- Longer production times are required. C2C printing procedure needs more time than the traditional printing procedure, since the printing paste is processed in a different manner.
- Make people aware of the additional time and financial effort involved in implementing C2C merchandise. There are different suppliers of C2C-certified T-shirts at very different price points. At Tempelhof Lab, we were in discussion with suppliers whose unprinted merchandise was between 0.5 and 12 times more expensive than a T-shirt according to the GOTS standard and conventional ink. In the end, the additional costs for the finished printed shirt were threefold.
- Explaining the circularity of a C2C T-shirt and the traceability of the supply chain via QR code are easy to implement and help raise awareness of how the textile industry as a whole can be changed.
- The larger the print run, the cheaper the price. With greater demand, event organizers, merchandisers and artists can contribute to structurally changing the textile industry.
6. Further inspiration from the industry
Other events and artists are also looking at sustainable merchandise:
Milky Chance is rethinking merchandise in collaboration with merchandise provider Sustain. Fans can have their own T-shirts screen-printed onsite at concerts. This counteracts the manufacturing of new clothing while giving fans a special, limited edition design that is only available locally. Thus, there is second-hand merch at every Milky Chance concert. 51
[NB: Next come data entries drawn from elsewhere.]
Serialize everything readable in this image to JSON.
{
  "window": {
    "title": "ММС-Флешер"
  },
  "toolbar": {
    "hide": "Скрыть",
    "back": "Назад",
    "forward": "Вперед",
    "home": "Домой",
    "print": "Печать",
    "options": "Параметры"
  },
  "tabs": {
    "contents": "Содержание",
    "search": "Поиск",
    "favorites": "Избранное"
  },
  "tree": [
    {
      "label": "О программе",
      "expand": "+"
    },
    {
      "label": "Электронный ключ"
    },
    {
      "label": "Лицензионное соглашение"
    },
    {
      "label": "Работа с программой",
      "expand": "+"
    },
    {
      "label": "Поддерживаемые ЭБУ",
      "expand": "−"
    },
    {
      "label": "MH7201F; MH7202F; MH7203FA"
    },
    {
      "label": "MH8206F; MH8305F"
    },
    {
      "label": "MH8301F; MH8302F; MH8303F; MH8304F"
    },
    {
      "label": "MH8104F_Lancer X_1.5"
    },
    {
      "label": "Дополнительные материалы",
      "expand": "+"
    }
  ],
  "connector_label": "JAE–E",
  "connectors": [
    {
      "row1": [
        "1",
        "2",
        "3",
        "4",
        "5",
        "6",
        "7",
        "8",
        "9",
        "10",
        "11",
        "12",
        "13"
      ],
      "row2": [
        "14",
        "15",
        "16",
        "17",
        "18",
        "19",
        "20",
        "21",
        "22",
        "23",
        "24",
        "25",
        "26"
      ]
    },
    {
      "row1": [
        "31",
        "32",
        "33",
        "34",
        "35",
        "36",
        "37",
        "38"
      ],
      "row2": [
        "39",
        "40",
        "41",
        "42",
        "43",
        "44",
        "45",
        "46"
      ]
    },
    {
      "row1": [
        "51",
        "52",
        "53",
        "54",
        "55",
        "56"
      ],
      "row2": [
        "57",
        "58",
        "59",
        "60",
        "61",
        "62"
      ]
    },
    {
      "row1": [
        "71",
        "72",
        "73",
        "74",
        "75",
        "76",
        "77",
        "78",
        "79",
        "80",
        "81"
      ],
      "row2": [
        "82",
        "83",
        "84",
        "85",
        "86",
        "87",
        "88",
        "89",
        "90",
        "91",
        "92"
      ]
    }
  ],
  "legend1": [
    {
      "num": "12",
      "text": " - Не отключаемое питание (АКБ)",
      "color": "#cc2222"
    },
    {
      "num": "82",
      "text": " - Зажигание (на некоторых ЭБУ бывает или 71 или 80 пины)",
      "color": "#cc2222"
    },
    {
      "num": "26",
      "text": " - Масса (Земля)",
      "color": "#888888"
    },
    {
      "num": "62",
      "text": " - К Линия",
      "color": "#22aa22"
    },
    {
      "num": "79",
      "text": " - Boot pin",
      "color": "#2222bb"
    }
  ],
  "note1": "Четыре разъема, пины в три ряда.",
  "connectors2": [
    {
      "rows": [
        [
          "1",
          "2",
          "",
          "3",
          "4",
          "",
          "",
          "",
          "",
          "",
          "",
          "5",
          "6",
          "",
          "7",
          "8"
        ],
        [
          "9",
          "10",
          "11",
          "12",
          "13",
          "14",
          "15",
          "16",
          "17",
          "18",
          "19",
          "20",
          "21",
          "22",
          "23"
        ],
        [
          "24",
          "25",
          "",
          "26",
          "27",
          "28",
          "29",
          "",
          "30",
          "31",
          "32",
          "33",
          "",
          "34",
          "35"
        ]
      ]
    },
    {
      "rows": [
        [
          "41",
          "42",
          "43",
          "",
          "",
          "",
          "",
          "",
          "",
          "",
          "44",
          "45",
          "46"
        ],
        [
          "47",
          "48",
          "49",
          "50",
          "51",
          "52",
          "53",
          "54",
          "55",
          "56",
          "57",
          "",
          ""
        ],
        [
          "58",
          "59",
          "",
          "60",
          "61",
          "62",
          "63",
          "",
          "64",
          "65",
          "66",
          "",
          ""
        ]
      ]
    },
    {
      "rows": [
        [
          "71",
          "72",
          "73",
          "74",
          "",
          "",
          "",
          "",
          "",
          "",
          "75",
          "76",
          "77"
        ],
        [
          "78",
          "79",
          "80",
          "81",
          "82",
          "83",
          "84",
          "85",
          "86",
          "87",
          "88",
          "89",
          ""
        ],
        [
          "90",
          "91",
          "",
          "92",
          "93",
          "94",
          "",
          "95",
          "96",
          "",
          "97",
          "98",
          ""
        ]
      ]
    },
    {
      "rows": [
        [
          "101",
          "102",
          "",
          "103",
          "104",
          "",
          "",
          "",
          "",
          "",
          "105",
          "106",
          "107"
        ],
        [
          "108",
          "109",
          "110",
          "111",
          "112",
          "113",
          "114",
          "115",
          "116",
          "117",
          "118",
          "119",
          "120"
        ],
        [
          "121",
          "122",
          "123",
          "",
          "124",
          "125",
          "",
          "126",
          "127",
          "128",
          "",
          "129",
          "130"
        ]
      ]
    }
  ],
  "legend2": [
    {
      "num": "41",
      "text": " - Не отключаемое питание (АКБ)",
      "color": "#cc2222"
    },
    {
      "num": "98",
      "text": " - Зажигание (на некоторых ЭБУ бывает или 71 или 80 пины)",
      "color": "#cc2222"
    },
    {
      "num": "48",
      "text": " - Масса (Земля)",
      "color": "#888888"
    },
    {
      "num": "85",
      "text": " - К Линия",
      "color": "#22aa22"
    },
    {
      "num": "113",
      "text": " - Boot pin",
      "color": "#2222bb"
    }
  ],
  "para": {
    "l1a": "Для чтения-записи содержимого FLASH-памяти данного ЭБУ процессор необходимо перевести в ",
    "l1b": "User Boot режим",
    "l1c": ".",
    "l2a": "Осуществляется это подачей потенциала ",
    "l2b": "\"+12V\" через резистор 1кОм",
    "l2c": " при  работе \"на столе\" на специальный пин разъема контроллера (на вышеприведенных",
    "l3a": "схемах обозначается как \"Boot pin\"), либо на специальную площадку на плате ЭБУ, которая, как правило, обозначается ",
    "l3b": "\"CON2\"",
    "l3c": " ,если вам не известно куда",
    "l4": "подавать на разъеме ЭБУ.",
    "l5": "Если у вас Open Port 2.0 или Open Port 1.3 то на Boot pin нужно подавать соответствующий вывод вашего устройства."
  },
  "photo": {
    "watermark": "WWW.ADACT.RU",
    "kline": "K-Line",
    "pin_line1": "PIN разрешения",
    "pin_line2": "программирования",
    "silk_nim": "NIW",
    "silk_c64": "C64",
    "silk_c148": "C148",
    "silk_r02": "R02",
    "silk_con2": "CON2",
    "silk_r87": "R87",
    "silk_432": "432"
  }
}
The 1975 also recycled merchandise at their Leeds/Reading Festival gigs and screen-printed it on site: fans brought old 1975 T-shirts from home and received an updated design on site for free. Old merchandise from the band’s warehouse was also reprinted onsite. 52